Are there specific signs that passengers should be cautious about when using the vessel’s Wi-Fi?

Passengers should take into consideration the following:

  • Networks that are spelt incorrectly, or that do not have a secondary measure to access the service. Members providing free Wi-Fi should make sure that passengers know they need a password to access the service and that they are aware of the correct Service Set IDentifier (SSID) or Wi-Fi network name on which to connect.
  • Using a Virtual Private Network (VPN) when using public Wi-Fi. Passengers should be careful and take precautions when using networks that are not controlled, where the network is open, and the users are not separated from each other. Public Wi-Fi should only be used for general browsing.
  • Ensuring that web browsers are kept updated. Most systems update automatically, however this is not always the case, especially if browsers are not closed/shut down.
  • Accessing websites that are secured with https. Do not ignore certificate errors that may pop-up before accessing a site as these could be an indication that the site is a malicious copy, or someone is capturing and replaying the traffic to the user. Ensure the web address entered is correct and not misspelled. Misspelled addresses can be an indication of a typo squatting attack, where malicious sites copy and have similar names to a legitimate website.

What should passengers do if they think they’ve been hacked?

They should report it to a crewmember who can communicate the issue to the captain for further investigation. Operators should ensure that the necessary resources are available to respond to and investigate any suspected events.

Should mobile phone / USB charge points be made accessible to passengers?

A simple principle to consider is that if a physical connection to a device is available, then the contents of that device can be accessed. However, there are exceptions and it is recommended that operators only provide Dedicated Charging Ports (DCPs) / USB ports to passengers for charging their devices.

DCPs supply power via USB ports without any possibility of data transfer. DCPs will provide up to 1.5 A and 5 V, which is enough for charging mobile phones or tablets. There is also an additional benefit by only offering DCP charging stations to passengers, their privacy can be ensured, and the security of their devices can remain safe.

By offering anything other than DCPs for charging, Members and passengers should assume that data transfer is possible from their devices

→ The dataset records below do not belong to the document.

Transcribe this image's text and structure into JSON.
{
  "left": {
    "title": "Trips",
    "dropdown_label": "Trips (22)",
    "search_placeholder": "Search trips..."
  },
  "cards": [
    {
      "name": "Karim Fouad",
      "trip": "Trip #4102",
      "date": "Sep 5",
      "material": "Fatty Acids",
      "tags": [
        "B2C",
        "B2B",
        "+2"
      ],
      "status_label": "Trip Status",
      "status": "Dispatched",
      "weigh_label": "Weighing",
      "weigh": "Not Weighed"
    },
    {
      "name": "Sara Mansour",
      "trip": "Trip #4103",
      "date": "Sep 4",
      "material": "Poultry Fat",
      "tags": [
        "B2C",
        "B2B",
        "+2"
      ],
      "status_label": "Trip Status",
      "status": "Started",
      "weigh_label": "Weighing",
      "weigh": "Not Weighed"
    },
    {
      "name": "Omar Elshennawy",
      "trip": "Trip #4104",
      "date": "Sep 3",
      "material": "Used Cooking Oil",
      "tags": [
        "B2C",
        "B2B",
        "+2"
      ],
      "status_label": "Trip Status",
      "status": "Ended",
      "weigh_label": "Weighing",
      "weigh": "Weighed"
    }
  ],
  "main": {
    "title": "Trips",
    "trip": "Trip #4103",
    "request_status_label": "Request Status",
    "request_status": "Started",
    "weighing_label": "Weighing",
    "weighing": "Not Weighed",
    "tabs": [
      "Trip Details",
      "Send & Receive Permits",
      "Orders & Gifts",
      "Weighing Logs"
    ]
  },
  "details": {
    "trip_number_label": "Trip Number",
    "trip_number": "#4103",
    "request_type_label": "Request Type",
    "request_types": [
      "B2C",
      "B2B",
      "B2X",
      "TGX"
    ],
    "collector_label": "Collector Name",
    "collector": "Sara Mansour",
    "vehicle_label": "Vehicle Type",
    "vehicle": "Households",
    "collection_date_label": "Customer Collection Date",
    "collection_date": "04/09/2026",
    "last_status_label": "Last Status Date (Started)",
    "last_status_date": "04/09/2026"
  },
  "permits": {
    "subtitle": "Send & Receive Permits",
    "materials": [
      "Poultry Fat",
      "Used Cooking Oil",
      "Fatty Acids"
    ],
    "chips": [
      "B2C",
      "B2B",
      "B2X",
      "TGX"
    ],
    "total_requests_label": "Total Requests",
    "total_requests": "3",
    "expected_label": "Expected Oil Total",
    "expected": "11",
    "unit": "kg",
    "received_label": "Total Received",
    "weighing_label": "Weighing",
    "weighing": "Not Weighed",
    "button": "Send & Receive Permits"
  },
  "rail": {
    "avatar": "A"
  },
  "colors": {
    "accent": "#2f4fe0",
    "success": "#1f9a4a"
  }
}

the two parties note.

Finally, having a third party assess security and provide feedback is a useful way to ensure the passengers’ and vessel’s security.